** Opening Entries provided block **
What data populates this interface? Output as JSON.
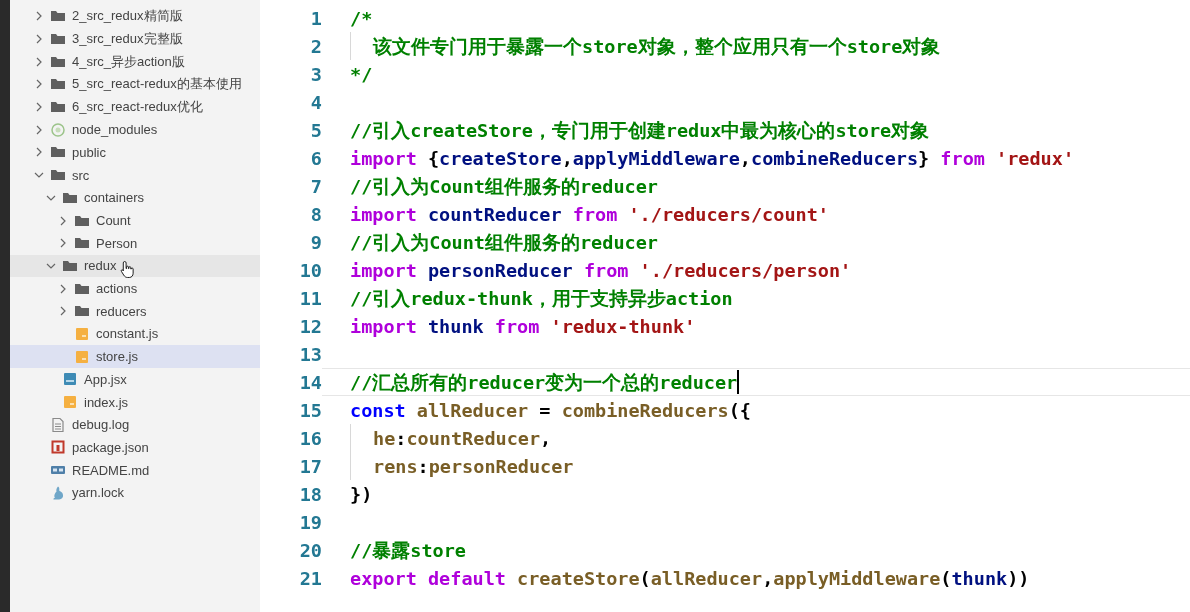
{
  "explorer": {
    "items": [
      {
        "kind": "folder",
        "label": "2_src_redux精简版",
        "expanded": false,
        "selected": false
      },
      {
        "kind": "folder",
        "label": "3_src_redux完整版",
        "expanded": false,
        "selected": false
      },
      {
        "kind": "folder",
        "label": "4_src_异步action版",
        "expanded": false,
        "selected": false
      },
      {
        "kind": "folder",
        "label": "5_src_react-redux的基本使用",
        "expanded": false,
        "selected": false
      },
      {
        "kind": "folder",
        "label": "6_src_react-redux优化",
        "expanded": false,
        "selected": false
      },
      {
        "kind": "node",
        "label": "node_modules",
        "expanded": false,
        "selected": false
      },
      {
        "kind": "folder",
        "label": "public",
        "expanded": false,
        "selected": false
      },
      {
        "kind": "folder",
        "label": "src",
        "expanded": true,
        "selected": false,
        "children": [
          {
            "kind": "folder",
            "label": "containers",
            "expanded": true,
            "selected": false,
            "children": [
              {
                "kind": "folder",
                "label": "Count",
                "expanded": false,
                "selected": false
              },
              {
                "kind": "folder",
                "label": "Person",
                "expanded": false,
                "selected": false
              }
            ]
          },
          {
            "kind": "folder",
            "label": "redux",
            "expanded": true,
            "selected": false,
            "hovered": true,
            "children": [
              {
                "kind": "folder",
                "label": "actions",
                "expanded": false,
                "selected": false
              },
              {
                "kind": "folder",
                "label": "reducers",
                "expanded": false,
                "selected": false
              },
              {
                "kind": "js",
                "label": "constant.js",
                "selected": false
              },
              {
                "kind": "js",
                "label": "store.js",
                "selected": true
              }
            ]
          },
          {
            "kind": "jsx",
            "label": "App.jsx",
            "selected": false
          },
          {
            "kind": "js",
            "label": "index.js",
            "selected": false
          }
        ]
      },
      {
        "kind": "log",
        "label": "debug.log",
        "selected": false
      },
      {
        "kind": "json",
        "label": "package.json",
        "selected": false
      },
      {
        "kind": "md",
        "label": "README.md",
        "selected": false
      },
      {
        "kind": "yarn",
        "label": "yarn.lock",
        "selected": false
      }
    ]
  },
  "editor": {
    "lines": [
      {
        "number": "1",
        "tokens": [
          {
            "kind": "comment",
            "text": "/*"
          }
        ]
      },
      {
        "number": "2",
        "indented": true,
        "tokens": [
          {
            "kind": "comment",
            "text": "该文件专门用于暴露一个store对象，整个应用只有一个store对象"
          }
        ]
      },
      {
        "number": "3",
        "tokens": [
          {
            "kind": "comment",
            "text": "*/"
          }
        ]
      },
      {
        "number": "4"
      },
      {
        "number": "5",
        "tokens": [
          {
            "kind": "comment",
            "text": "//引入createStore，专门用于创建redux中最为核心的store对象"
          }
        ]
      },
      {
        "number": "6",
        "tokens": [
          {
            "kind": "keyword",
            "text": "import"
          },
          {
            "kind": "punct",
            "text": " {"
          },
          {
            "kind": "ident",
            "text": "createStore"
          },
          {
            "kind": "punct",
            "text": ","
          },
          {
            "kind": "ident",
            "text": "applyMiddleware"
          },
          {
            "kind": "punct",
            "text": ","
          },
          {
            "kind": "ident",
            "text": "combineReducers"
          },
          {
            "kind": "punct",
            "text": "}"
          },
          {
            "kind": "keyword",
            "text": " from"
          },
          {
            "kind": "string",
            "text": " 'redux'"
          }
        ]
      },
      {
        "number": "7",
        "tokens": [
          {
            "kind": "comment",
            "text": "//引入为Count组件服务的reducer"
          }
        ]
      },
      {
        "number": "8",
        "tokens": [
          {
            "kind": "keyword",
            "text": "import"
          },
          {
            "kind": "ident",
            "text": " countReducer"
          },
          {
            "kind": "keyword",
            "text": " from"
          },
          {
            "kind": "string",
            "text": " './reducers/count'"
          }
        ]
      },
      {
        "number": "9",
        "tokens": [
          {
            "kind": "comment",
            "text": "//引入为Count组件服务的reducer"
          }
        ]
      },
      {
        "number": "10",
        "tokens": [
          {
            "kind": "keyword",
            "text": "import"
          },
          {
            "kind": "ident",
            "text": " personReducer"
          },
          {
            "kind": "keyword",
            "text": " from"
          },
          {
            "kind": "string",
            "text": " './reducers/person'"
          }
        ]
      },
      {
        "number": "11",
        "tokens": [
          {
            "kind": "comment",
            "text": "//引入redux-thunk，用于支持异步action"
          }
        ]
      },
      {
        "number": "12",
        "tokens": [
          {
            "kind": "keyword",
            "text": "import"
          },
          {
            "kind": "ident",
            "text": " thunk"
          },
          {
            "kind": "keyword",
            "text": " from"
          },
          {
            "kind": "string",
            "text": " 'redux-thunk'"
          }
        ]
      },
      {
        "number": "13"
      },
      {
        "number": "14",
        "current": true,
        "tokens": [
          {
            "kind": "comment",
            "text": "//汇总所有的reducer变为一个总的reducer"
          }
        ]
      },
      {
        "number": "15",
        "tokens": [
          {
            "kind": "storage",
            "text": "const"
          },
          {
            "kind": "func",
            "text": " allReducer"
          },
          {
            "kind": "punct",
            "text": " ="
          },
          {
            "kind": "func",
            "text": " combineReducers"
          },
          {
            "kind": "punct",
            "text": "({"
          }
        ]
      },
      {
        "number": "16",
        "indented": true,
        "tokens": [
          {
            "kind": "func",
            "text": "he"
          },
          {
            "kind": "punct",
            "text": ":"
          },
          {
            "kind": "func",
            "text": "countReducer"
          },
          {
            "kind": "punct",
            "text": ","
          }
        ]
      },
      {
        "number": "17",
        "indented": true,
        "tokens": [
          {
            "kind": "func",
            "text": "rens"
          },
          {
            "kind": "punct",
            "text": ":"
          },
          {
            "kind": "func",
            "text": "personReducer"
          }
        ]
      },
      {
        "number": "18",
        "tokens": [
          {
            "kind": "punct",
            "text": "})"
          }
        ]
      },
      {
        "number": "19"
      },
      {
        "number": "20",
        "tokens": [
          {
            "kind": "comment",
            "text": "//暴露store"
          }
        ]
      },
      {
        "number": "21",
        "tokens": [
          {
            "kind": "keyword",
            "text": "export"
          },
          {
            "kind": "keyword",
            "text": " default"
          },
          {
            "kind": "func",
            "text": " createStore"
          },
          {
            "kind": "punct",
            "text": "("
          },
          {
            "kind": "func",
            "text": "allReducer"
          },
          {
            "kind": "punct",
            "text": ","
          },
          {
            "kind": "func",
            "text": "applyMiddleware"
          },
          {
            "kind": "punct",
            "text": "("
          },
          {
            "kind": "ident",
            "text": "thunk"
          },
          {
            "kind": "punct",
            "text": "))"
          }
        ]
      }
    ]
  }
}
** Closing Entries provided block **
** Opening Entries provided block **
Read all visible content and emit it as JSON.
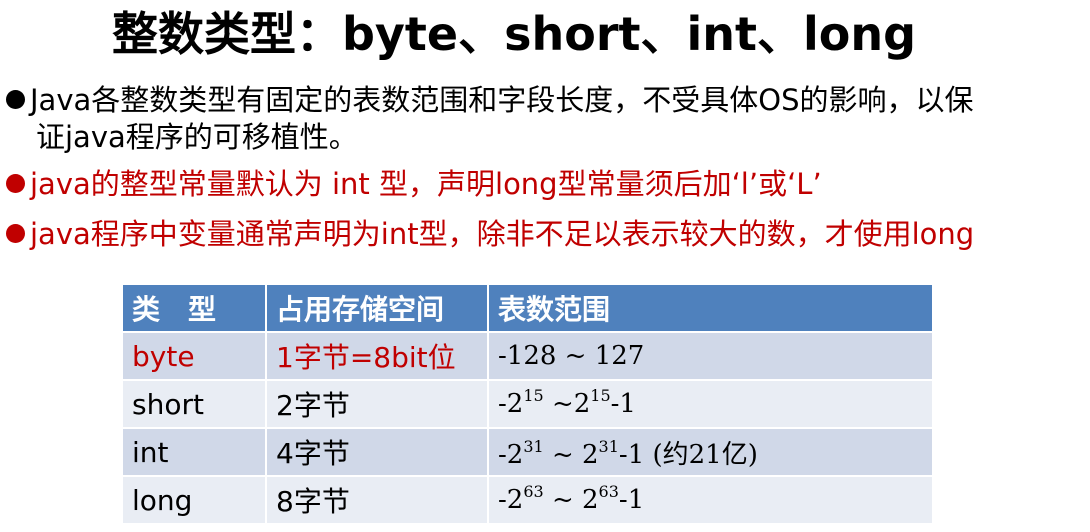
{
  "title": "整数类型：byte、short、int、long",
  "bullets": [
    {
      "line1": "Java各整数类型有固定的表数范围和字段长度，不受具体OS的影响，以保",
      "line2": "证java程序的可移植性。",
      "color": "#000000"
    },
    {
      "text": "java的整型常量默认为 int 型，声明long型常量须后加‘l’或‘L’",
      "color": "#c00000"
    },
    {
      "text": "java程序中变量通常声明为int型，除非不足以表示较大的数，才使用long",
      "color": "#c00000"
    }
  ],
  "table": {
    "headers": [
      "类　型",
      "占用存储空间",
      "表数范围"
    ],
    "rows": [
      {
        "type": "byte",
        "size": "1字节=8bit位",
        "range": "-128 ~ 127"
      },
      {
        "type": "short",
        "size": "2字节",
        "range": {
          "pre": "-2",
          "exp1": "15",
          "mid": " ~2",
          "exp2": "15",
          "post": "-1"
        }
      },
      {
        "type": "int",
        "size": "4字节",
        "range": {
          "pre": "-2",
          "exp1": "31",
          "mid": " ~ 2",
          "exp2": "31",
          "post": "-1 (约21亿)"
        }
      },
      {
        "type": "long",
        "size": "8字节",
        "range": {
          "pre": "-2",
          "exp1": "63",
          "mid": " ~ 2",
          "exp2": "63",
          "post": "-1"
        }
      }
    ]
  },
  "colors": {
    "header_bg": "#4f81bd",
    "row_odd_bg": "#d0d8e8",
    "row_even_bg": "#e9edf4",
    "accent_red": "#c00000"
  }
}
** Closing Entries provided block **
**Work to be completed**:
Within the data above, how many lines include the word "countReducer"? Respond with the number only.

**Your solution**:
2